Britain's Treasury said it has designated the entire Hezbollah organization as a terrorist group under its Terrorism and Terrorist Financing rules, and as such its assets will be frozen.
Previously it was only Hezbollah's Military Wing which was subject to asset freezing under U.K. government rules.
In February of 2019, Britain said it would ban Hezbollah, adding the Lebanese Shi'ite group in its entirety to its list of banned terrorist organizations.
London had already proscribed Hezbollah's external security unit and its military wing in 2001 and 2008 respectively, but now wants to outlaw its political arm too.
"Hezbollah is continuing in its attempts to destabilize the fragile situation in the Middle East – and we are no longer able to distinguish between their already banned military wing and the political party," Home Secretary (interior minister) Sajid Javid said.

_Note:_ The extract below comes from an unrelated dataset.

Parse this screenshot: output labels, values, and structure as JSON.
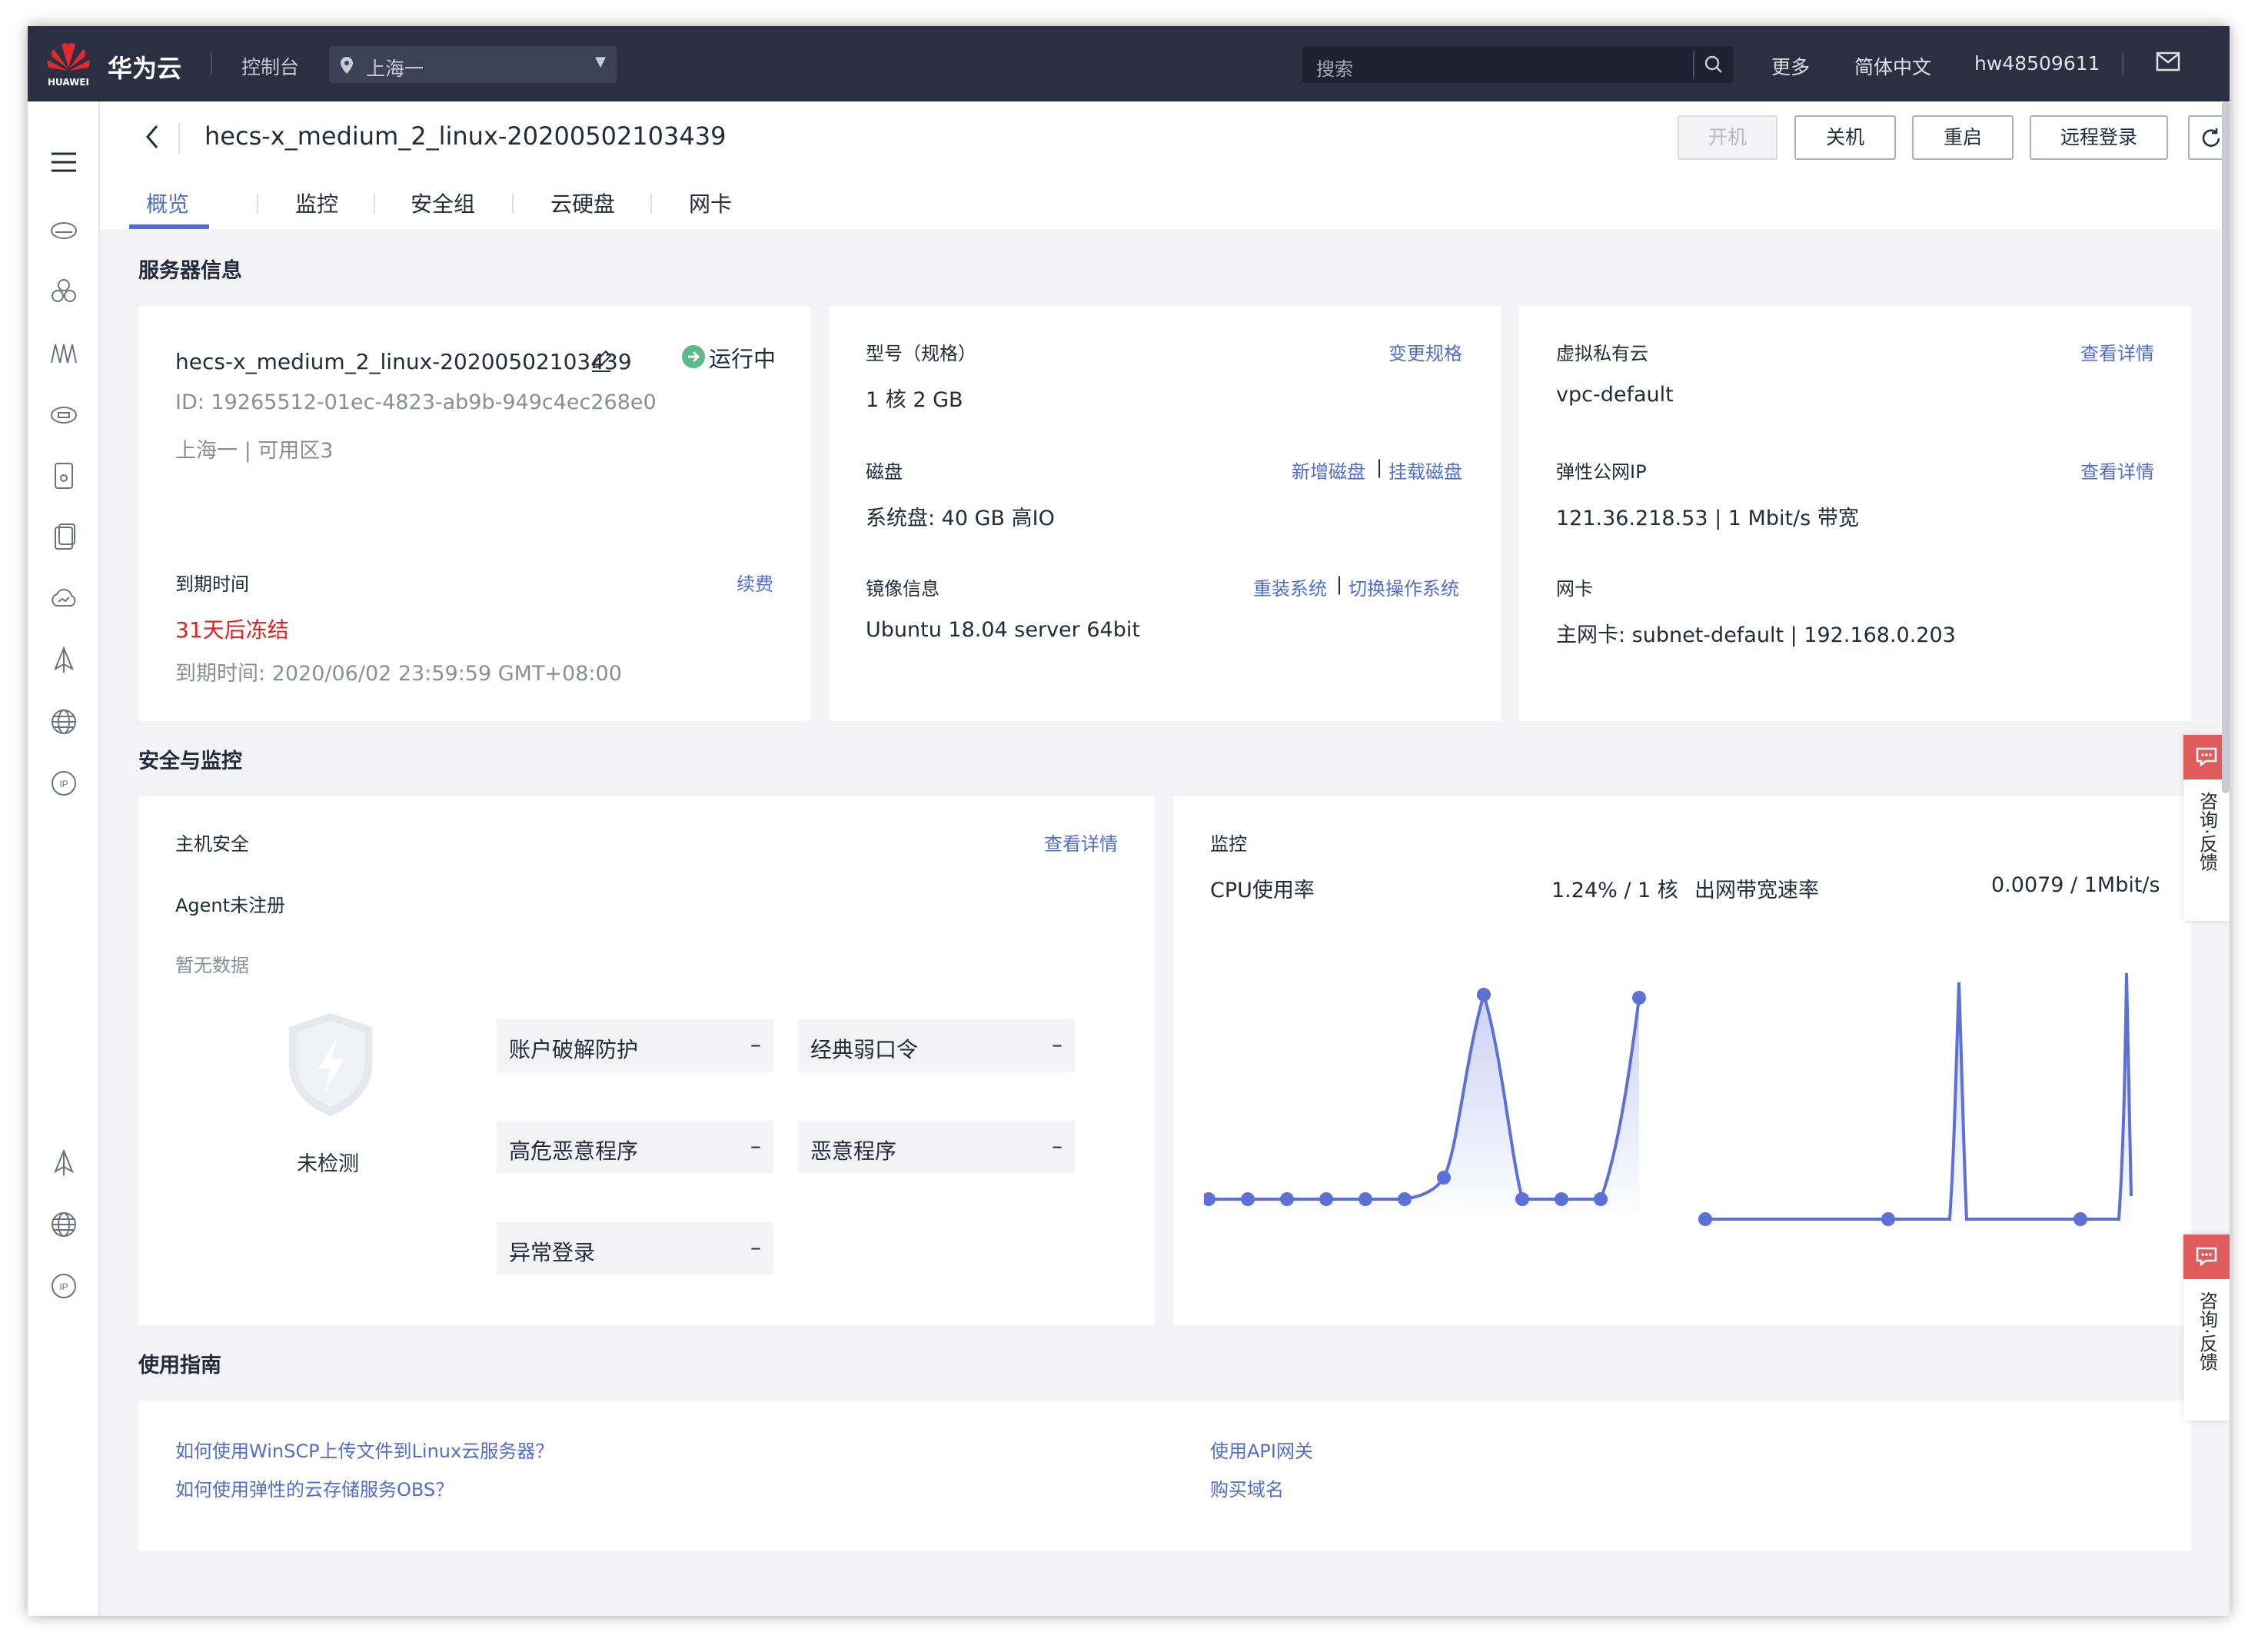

Hezbollah, a heavily armed group designated as a terrorist organization by the United States, was established in 1982 by Iran's Revolutionary Guards and is an important part of a regional Tehran-led alliance known as "the axis of resistance".
In December the German parliament approved a motion urging Chancellor Angela Merkel's government to ban all activities by the Iran-backed group on German soil, citing its "terrorist activities," especially in Syria.
- German parliament approves motion urging total ban on Hezbollah
- U.K. to ban Hezbollah's political wing, classify it as terrorist group
- Hezbollah: Ban shows Britain's 'servile obedience' to U.S.
The motion was backed by Merkel's conservatives, their Social Democrat (SPD) coalition partners and the opposition Free Democrats. It is not binding but will increase pressure on the government to act.
The motion said Germany should ditch its current policy of distinguishing between Hezbollah's political arm and military units, which have fought alongside President Bashar Assad's army in Syria.
The motion praised government efforts to take action against Hezbollah supporters suspected of raising funds for the Lebanese Shi'ite group in Germany, mainly by giving prosecutors more investigative powers. But it said those measures were not enough.